Data for processing:
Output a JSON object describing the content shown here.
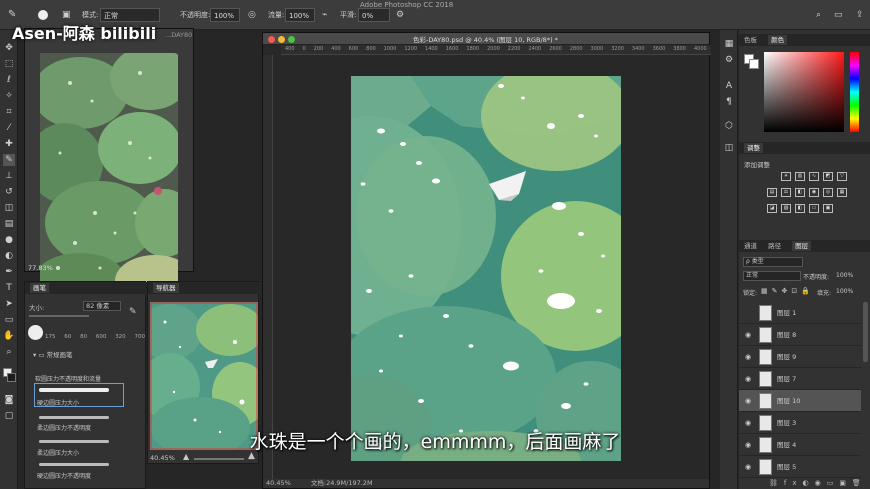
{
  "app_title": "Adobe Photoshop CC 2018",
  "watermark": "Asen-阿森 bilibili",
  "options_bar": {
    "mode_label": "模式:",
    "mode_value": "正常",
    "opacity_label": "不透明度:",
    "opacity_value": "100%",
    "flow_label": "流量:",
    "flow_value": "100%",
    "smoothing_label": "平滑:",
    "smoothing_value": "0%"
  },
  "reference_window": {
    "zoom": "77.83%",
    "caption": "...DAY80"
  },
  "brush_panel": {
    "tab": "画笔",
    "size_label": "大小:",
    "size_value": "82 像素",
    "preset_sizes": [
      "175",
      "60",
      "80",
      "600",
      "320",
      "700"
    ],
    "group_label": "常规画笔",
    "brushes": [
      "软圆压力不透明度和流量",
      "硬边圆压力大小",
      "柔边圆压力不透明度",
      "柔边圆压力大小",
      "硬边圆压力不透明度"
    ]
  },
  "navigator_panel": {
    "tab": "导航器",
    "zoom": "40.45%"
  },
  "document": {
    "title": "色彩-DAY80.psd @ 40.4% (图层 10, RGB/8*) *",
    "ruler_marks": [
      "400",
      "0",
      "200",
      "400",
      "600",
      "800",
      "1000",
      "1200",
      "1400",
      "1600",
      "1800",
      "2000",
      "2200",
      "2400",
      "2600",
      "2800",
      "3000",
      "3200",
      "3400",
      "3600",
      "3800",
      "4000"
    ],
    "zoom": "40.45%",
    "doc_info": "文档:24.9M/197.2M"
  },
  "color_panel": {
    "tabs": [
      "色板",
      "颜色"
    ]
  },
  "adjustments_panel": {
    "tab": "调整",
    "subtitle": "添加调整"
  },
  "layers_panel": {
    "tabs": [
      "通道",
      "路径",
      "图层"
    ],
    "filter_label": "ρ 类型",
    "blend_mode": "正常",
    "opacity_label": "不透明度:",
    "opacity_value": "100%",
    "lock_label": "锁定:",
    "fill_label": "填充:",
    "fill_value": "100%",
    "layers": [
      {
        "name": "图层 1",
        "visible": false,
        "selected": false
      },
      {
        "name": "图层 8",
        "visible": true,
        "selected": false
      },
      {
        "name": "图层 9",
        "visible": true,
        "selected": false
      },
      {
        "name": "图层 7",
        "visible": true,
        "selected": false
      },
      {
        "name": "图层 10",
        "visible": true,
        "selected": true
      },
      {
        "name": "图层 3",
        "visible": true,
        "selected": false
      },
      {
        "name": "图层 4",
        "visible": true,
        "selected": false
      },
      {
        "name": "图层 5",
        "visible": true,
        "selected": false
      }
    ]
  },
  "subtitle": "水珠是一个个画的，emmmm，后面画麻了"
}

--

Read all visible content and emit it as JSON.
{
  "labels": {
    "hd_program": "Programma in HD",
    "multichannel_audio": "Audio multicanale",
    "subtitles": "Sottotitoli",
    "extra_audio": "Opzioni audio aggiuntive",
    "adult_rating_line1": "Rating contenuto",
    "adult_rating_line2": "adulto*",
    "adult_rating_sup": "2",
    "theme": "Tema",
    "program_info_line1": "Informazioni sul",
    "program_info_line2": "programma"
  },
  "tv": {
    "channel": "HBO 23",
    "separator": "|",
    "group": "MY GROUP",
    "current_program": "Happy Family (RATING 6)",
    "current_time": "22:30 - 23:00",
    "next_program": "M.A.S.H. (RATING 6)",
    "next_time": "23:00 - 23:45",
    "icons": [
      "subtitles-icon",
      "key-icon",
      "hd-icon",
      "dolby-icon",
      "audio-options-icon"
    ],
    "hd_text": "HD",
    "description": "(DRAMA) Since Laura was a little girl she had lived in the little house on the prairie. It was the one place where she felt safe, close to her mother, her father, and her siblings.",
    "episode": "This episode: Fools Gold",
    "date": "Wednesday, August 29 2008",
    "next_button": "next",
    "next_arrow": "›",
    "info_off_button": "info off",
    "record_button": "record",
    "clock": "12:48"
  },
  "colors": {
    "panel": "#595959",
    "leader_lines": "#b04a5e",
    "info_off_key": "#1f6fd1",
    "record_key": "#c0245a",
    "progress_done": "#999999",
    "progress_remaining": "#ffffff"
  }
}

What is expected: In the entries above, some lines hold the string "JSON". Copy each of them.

Result:
Output a JSON object describing the content shown here.
Read all visible content and emit it as JSON.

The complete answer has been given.